It might sound a bit exaggerated, but I’ll say it anyway: Astro Bot: Rescue Mission represents a pinnacle of long, magical and eventfully evolution of the platformer genre that started in the venerable antiquity of the early eighties with games such as Space Panic and first Donkey Kong. Of course, there are those gaming authorities who probably wouldn’t agree with this statement and who would mention dozens of other platformers more deserving of this high-status title – but they clearly haven’t played Astro Bot: Rescue Mission yet. This uber cute platformer made exclusively for PlayStation VR recounts the space ventures of titular Astro, a little robot who desperately strives to round-up his robotic buddies scattered throughout the infinite boondocks of the universe.
And yet, everything started so harmlessly and in high spirits: Astro and his crew were space-surfing and chilling on top of their spacecraft (conveniently designed like giant robotic head with a VR headset) when they were waylaid by a huge slimy green alien in a stereotypical space saucer. An awkward situation to be sure, but it was made worse when alien callously tried to pull out the headpiece. Unfortunately, that not only resulted in the destruction of their spaceship, but all robots (212 of them, to be more precise) except for Astro were thrown about with the debris. It’s up to little Astro to put on a blue superhero cape (just to show who’ll eventually save the day) and rescue his unlucky friends. Of course, he’ll do it in the only possible way – in a true platformer fashion.

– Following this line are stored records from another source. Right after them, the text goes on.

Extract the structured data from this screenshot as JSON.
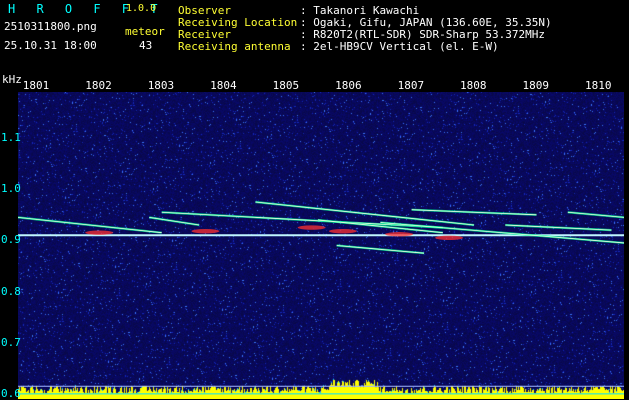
{
  "header": {
    "title": "H R O F F T",
    "version": "1.0.0",
    "filename": "2510311800.png",
    "datetime": "25.10.31 18:00",
    "meteor_label": "meteor",
    "meteor_count": "43"
  },
  "info": [
    {
      "key": "Observer",
      "value": ": Takanori Kawachi"
    },
    {
      "key": "Receiving Location",
      "value": ": Ogaki, Gifu, JAPAN (136.60E, 35.35N)"
    },
    {
      "key": "Receiver",
      "value": ": R820T2(RTL-SDR) SDR-Sharp 53.372MHz"
    },
    {
      "key": "Receiving antenna",
      "value": ": 2el-HB9CV Vertical (el. E-W)"
    }
  ],
  "colors": {
    "background": "#000000",
    "noise_base": "#0a0a5a",
    "label_cyan": "#00ffff",
    "label_yellow": "#ffff33",
    "baseline_line": "#00e0ff",
    "lower_band": "#ffff00"
  },
  "chart_data": {
    "type": "heatmap",
    "xlabel": "",
    "ylabel": "kHz",
    "x_ticks": [
      "1801",
      "1802",
      "1803",
      "1804",
      "1805",
      "1806",
      "1807",
      "1808",
      "1809",
      "1810"
    ],
    "y_ticks": [
      "1.1",
      "1.0",
      "0.9",
      "0.8",
      "0.7",
      "0.6"
    ],
    "ylim": [
      0.59,
      1.19
    ],
    "xlim": [
      1800.7,
      1810.4
    ],
    "carrier_khz": 0.91,
    "meteor_traces": [
      {
        "x": [
          1800.7,
          1803.0
        ],
        "y": [
          0.945,
          0.915
        ]
      },
      {
        "x": [
          1803.0,
          1807.5
        ],
        "y": [
          0.955,
          0.925
        ]
      },
      {
        "x": [
          1804.5,
          1808.0
        ],
        "y": [
          0.975,
          0.93
        ]
      },
      {
        "x": [
          1805.5,
          1807.5
        ],
        "y": [
          0.94,
          0.915
        ]
      },
      {
        "x": [
          1806.5,
          1810.4
        ],
        "y": [
          0.935,
          0.895
        ]
      },
      {
        "x": [
          1807.0,
          1809.0
        ],
        "y": [
          0.96,
          0.95
        ]
      },
      {
        "x": [
          1809.5,
          1810.4
        ],
        "y": [
          0.955,
          0.945
        ]
      },
      {
        "x": [
          1808.5,
          1810.2
        ],
        "y": [
          0.93,
          0.92
        ]
      },
      {
        "x": [
          1802.8,
          1803.6
        ],
        "y": [
          0.945,
          0.93
        ]
      },
      {
        "x": [
          1805.8,
          1807.2
        ],
        "y": [
          0.89,
          0.875
        ]
      }
    ]
  }
}
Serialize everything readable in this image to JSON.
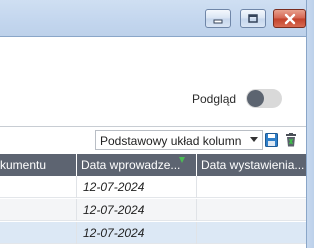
{
  "window": {
    "controls": [
      "minimize",
      "maximize",
      "close"
    ]
  },
  "preview": {
    "label": "Podgląd",
    "enabled": false
  },
  "grid_toolbar": {
    "layout_selected": "Podstawowy układ kolumn",
    "icons": [
      "save-icon",
      "delete-icon"
    ]
  },
  "table": {
    "columns": [
      "kumentu",
      "Data wprowadze...",
      "Data wystawienia..."
    ],
    "sorted_column": "Data wprowadze...",
    "rows": [
      {
        "doc": "",
        "entry_date": "12-07-2024",
        "issue_date": ""
      },
      {
        "doc": "",
        "entry_date": "12-07-2024",
        "issue_date": ""
      },
      {
        "doc": "",
        "entry_date": "12-07-2024",
        "issue_date": ""
      }
    ]
  },
  "colors": {
    "header_bg": "#5d6471",
    "selected_row": "#dce8f5",
    "sort_indicator": "#4cbb54"
  }
}
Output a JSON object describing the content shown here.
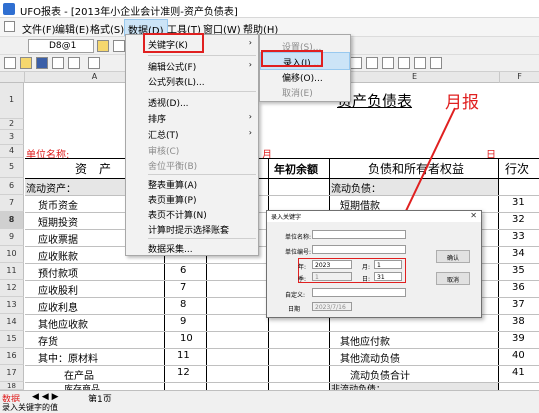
{
  "window": {
    "title": "UFO报表 - [2013年小企业会计准则-资产负债表]"
  },
  "menubar": {
    "file": "文件(F)",
    "edit": "编辑(E)",
    "format": "格式(S)",
    "data": "数据(D)",
    "tools": "工具(T)",
    "window": "窗口(W)",
    "help": "帮助(H)"
  },
  "toolbar": {
    "cell_ref": "D8@1"
  },
  "columns": [
    "A",
    "E",
    "F"
  ],
  "rows": [
    "1",
    "2",
    "3",
    "4",
    "5",
    "6",
    "7",
    "8",
    "9",
    "10",
    "11",
    "12",
    "13",
    "14",
    "15",
    "16",
    "17",
    "18"
  ],
  "sheet": {
    "title": "资产负债表",
    "unit_name": "单位名称:",
    "date_marker_1": "月",
    "date_marker_2": "日",
    "asset_header": "资　产",
    "begin_balance_header": "年初余额",
    "liab_header": "负债和所有者权益",
    "row_no_header": "行次",
    "left_items": [
      "流动资产：",
      "货币资金",
      "短期投资",
      "应收票据",
      "应收账款",
      "预付款项",
      "应收股利",
      "应收利息",
      "其他应收款",
      "存货",
      "其中：原材料",
      "在产品",
      "库存商品"
    ],
    "left_row_numbers": [
      "1",
      "2",
      "3",
      "4",
      "5",
      "6",
      "7",
      "8",
      "9",
      "10",
      "11",
      "12"
    ],
    "right_items": [
      "流动负债：",
      "短期借款",
      "其他应付款",
      "其他流动负债",
      "流动负债合计",
      "非流动负债："
    ],
    "right_row_numbers": [
      "31",
      "32",
      "33",
      "34",
      "35",
      "36",
      "37",
      "38",
      "39",
      "40",
      "41"
    ]
  },
  "data_menu": {
    "items": [
      "关键字(K)",
      "编辑公式(F)",
      "公式列表(L)...",
      "透视(D)...",
      "排序",
      "汇总(T)",
      "审核(C)",
      "舍位平衡(B)",
      "整表重算(A)",
      "表页重算(P)",
      "表页不计算(N)",
      "计算时提示选择账套",
      "数据采集..."
    ]
  },
  "keyword_submenu": {
    "items": [
      "设置(S)...",
      "录入(I) ...",
      "偏移(O)...",
      "取消(E)"
    ]
  },
  "dialog": {
    "title": "录入关键字",
    "unit_name_label": "单位名称:",
    "unit_code_label": "单位编号:",
    "year_label": "年:",
    "year_value": "2023",
    "month_label": "月:",
    "month_value": "1",
    "quarter_label": "季:",
    "quarter_value": "1",
    "day_label": "日:",
    "day_value": "31",
    "custom_label": "自定义:",
    "date_label": "日期",
    "date_value": "2023/7/16",
    "ok_label": "确认",
    "cancel_label": "取消"
  },
  "annotation": {
    "text": "月报"
  },
  "sheet_tabs": {
    "data_label": "数据",
    "page_label": "第1页"
  },
  "status": {
    "text": "录入关键字的值"
  },
  "colors": {
    "accent_red": "#e02020",
    "menu_highlight": "#cce4f7"
  }
}
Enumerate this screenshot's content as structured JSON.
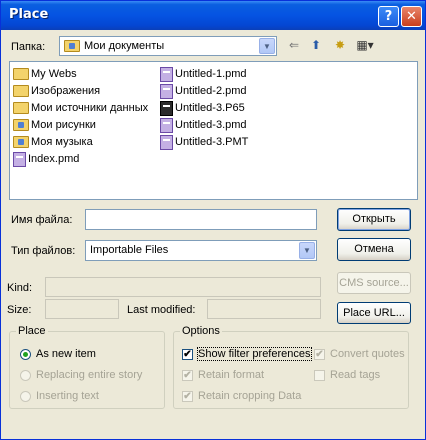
{
  "window": {
    "title": "Place",
    "help": "?",
    "close": "✕"
  },
  "lookin": {
    "label": "Папка:",
    "value": "Мои документы",
    "arrow": "▼"
  },
  "toolbar": {
    "back": "⇐",
    "up": "⬆",
    "newfolder": "✸",
    "view": "▦▾"
  },
  "files": [
    {
      "name": "My Webs",
      "type": "folder"
    },
    {
      "name": "Изображения",
      "type": "folder"
    },
    {
      "name": "Мои источники данных",
      "type": "folder"
    },
    {
      "name": "Мои рисунки",
      "type": "folder"
    },
    {
      "name": "Моя музыка",
      "type": "folder"
    },
    {
      "name": "Index.pmd",
      "type": "doc"
    },
    {
      "name": "Untitled-1.pmd",
      "type": "doc"
    },
    {
      "name": "Untitled-2.pmd",
      "type": "doc"
    },
    {
      "name": "Untitled-3.P65",
      "type": "p65"
    },
    {
      "name": "Untitled-3.pmd",
      "type": "doc"
    },
    {
      "name": "Untitled-3.PMT",
      "type": "doc"
    }
  ],
  "filename": {
    "label": "Имя файла:",
    "value": ""
  },
  "filetype": {
    "label": "Тип файлов:",
    "value": "Importable Files",
    "arrow": "▼"
  },
  "buttons": {
    "open": "Открыть",
    "cancel": "Отмена",
    "cms": "CMS source...",
    "placeurl": "Place URL..."
  },
  "kind": {
    "label": "Kind:"
  },
  "size": {
    "label": "Size:"
  },
  "lastmod": {
    "label": "Last modified:"
  },
  "place": {
    "title": "Place",
    "new_item": "As new item",
    "replacing": "Replacing entire story",
    "inserting": "Inserting text"
  },
  "options": {
    "title": "Options",
    "show_filter": "Show filter preferences",
    "convert_quotes": "Convert quotes",
    "retain_format": "Retain format",
    "read_tags": "Read tags",
    "retain_cropping": "Retain cropping Data",
    "check_mark": "✔"
  }
}
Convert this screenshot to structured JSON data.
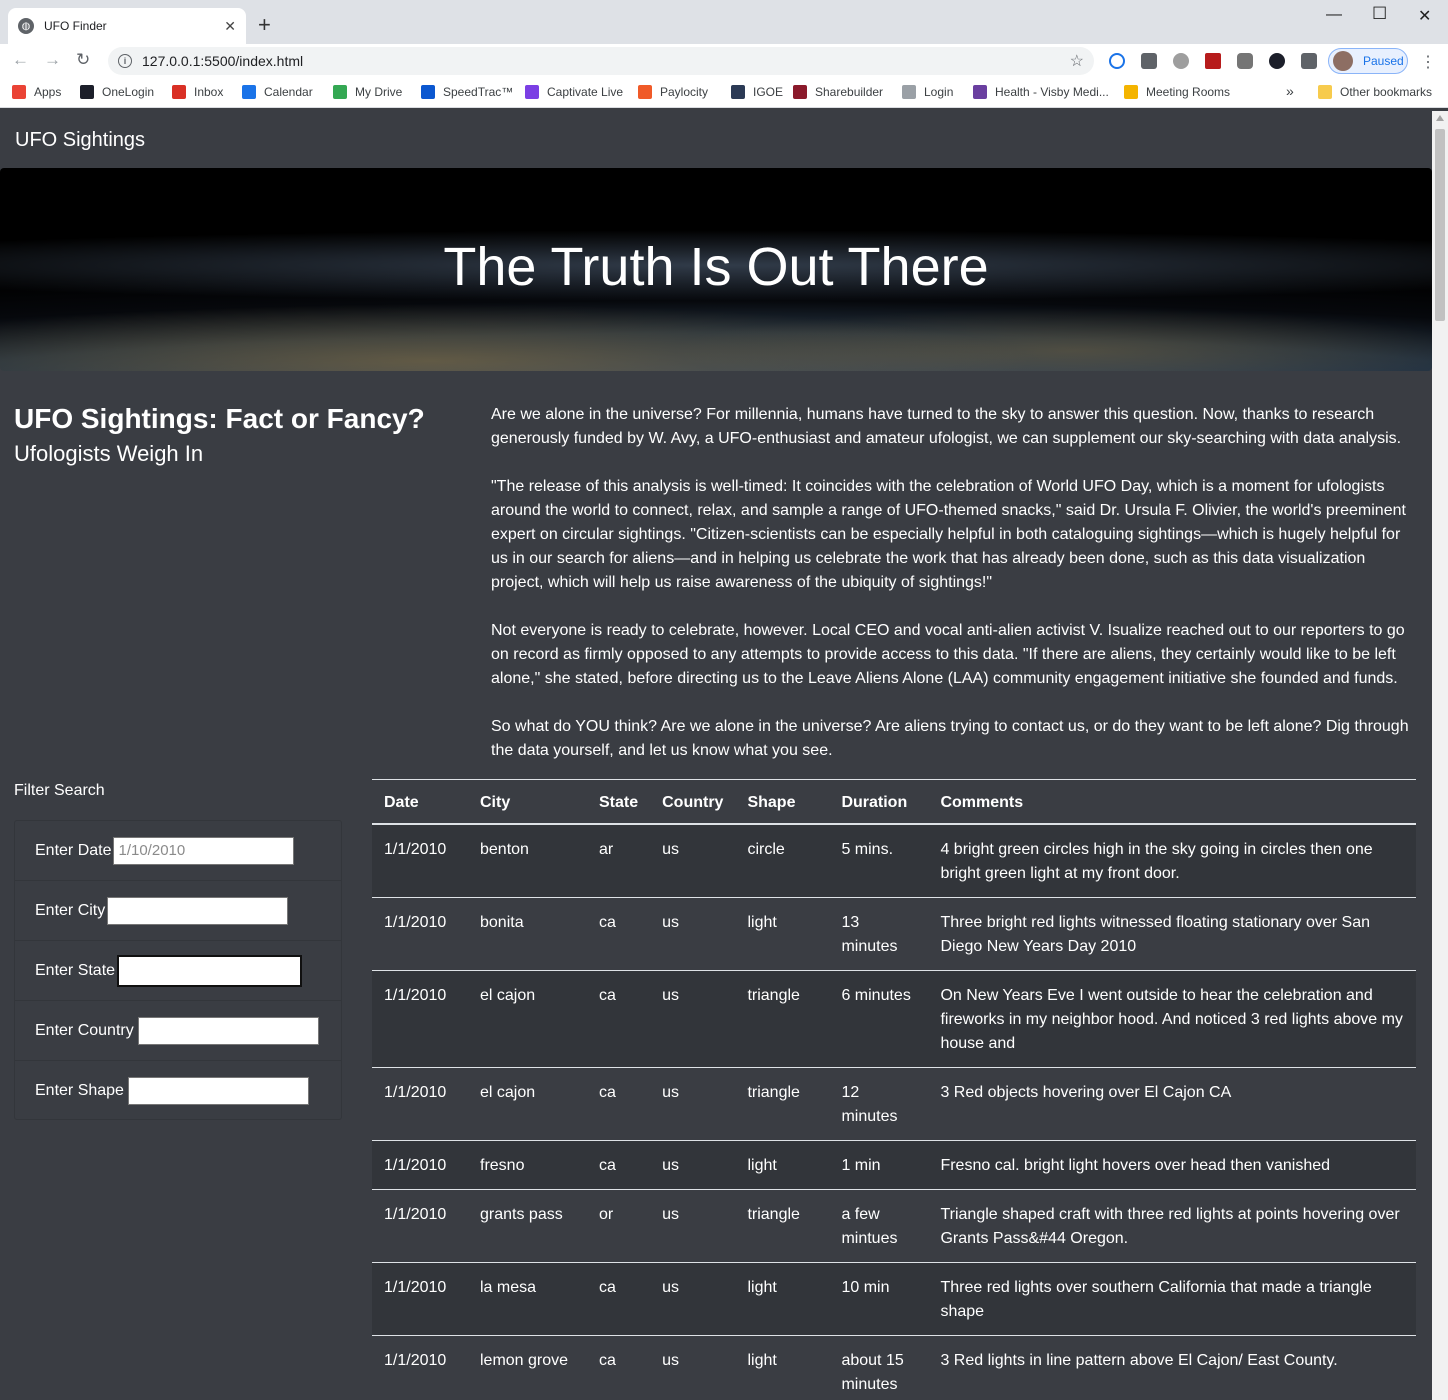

Astro will run around like mad, jumping about, skipping platforms, collecting gold and other items, beating up enemies that come his way and doing other things typical for platformer genre. This undeniably sounds extremely formulaic on paper, and perhaps it would be like that if this was just another ordinary 2D or 3D platformer. However, the VR technology adds a new dimension to the game, making it an almost transcendental experience where you’ll closely tail little robot as he excitedly bolts through levels like greased lightning. You’ll control his actions using a gamepad, and you’ll look about by moving your head (equipped with VR headset, of course). Unlike most platformers who use side-scrolling perspective, Alto can move only forward, with the occasional changes of perspective to spice things up with some attractive shot.
The sense of immersion is absolutely stupefying – you’ll feel as you’re actually there to witness everything firsthand. Thankfully, Astro Bot: Rescue Mission is a visually beautiful game, where every level is completely different. On your quest to rescue all your missing friends, you’ll visit worlds with breathtaking and utterly bizarre sceneries, from desert planets with giant robot cactuses, through enormous construction sites, to an underwater ecosystem where you’ll swim side by side with android dolphins. Each of those levels will be a unique and thrilling experience in its own right, and more importantly, you’ll feel as if you’re actually there. And when you finally get to your first boss fight, you’ll realize how spectacular in scope and size this game is. For instance, a showdown with a ginormous space monkey (a tribute to Donkey Kong, no doubt) where you’ll pull out his tooth with a grappling hook, will make you feel extremely small and vulnerable.
All things considered, with a great action full of breathtaking sceneries and wow moments, Astro Bot: Rescue Mission can, at the very least, rival any other platformer on the market. However, thanks to the perfect implementation of the VR technology and phenomenal feeling of actuality you’ll get while playing it (regardless of the fact that everything is done in cartoonish style), Astro Bot: Rescue Mission surpasses the competition by far. One thing is guaranteed: If players of those first original platformers could somehow see Astro Bot: Rescue Mission in all its vibrant, gaudy, and hectic glory, they would undoubtedly feel the same awe and reverence as a humble tribe of apes before the perfection and mystery of the black monolith.